England had destroyed Ireland, one of her characters argues, “slowly and casually, without malice, without mercy, practically without thought, like someone who treads upon an insect, forgets it, then sees it quivering and treads upon it a second time”.
This was the only novel she regretted writing. The Troubles soon changed her from a romantic nationalist to a hardline Unionist and defender of Ian Paisley. Nor is any occasion recorded henceforth on which she allowed that the Catholic minority in Northern Ireland had, in 1968, distinct and legitimate grievances. As she grew older, she became both more right-wing and more British.
Perhaps Murdoch’s willingness to mythologise her own origins marks her out as a kinswoman of Yeats. As the Irish historian Roy Foster has shown, the cult in Ireland of a lost house was a central component of that “Protestant magic”, shared by Yeats and Murdoch’s good friend Elizabeth Bowen: Irish Protestantism even in its non-Ulster mode, is a social and cultural identity as much as a religious one. Some of its elements – a preoccupation with good manners together with a love of drama and occasional flamboyant emotionalism, a superstitious bent towards occultism and magic, an inability to grow up, an obsession with the hauntings of history and a disturbed love-hate relation towards Ireland – can be found in Murdoch as in Bowen and Yeats.
And just as Yeats, coming from “an insecure middle class with a race memory of elitism”, conquered the inhabitants of great houses such as Coole Parke through unique “charm and the social power of art”, so Murdoch later visited Clandeboye, a Guinness ancestral home, and Bowens Court. Yeats and Murdoch elevated themselves socially “by a sort of moral effort and a historical sleight of hand”. Each was, differently, an audacious fabulator, in life as in art.

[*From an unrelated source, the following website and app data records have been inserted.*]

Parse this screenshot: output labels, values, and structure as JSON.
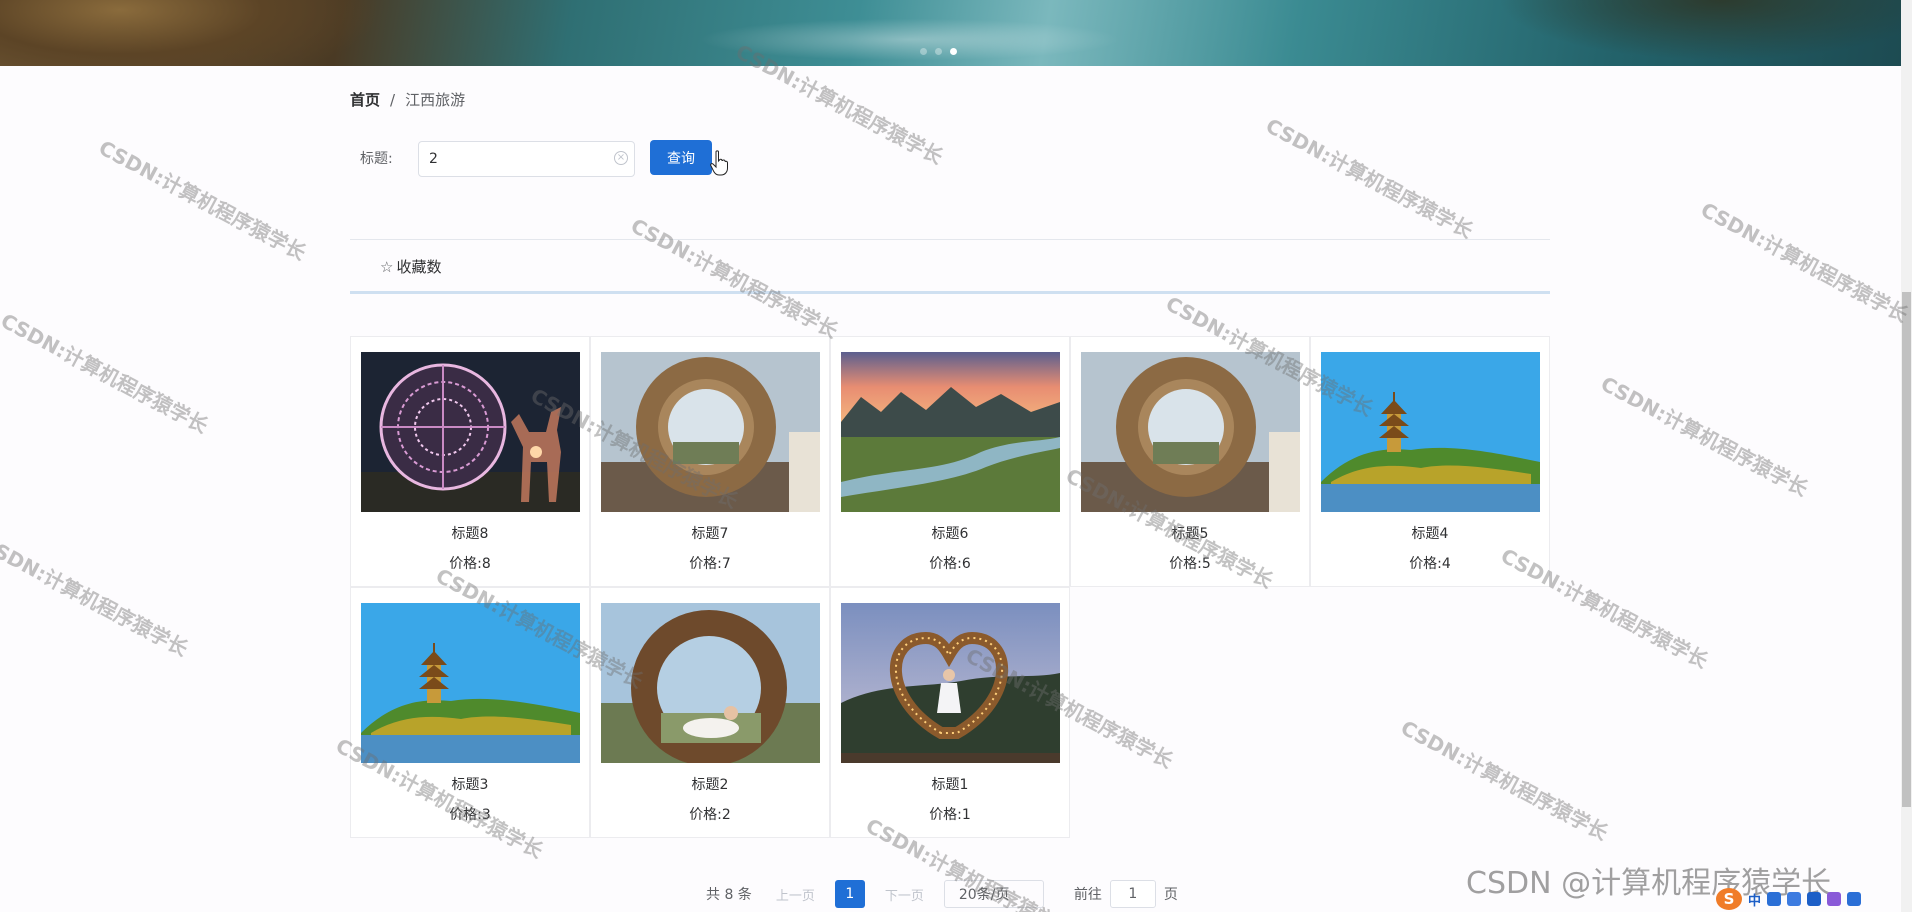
{
  "banner": {
    "slide_count": 3,
    "active_slide": 3
  },
  "breadcrumb": {
    "home": "首页",
    "separator": "/",
    "current": "江西旅游"
  },
  "search": {
    "label": "标题:",
    "value": "2",
    "button": "查询"
  },
  "sort": {
    "label": "收藏数"
  },
  "products": [
    {
      "title": "标题8",
      "price": "价格:8",
      "image": "lantern-ball-deer"
    },
    {
      "title": "标题7",
      "price": "价格:7",
      "image": "straw-nest-ring"
    },
    {
      "title": "标题6",
      "price": "价格:6",
      "image": "river-sunset"
    },
    {
      "title": "标题5",
      "price": "价格:5",
      "image": "straw-nest-ring"
    },
    {
      "title": "标题4",
      "price": "价格:4",
      "image": "pagoda-lake"
    },
    {
      "title": "标题3",
      "price": "价格:3",
      "image": "pagoda-lake"
    },
    {
      "title": "标题2",
      "price": "价格:2",
      "image": "branch-nest-girl"
    },
    {
      "title": "标题1",
      "price": "价格:1",
      "image": "heart-frame-girl"
    }
  ],
  "pagination": {
    "total": "共 8 条",
    "prev": "上一页",
    "current": "1",
    "next": "下一页",
    "page_size": "20条/页",
    "goto_label": "前往",
    "goto_value": "1",
    "goto_suffix": "页"
  },
  "watermark": {
    "text": "CSDN:计算机程序猿学长",
    "corner": "CSDN @计算机程序猿学长"
  },
  "tray": {
    "ime": "S",
    "lang": "中"
  },
  "colors": {
    "primary": "#1f6fd6",
    "sort_underline": "#cfe0f1",
    "border": "#dcdfe6"
  }
}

Family Business: A Memoir by Peter J. Conradi is published by Seren, £17.99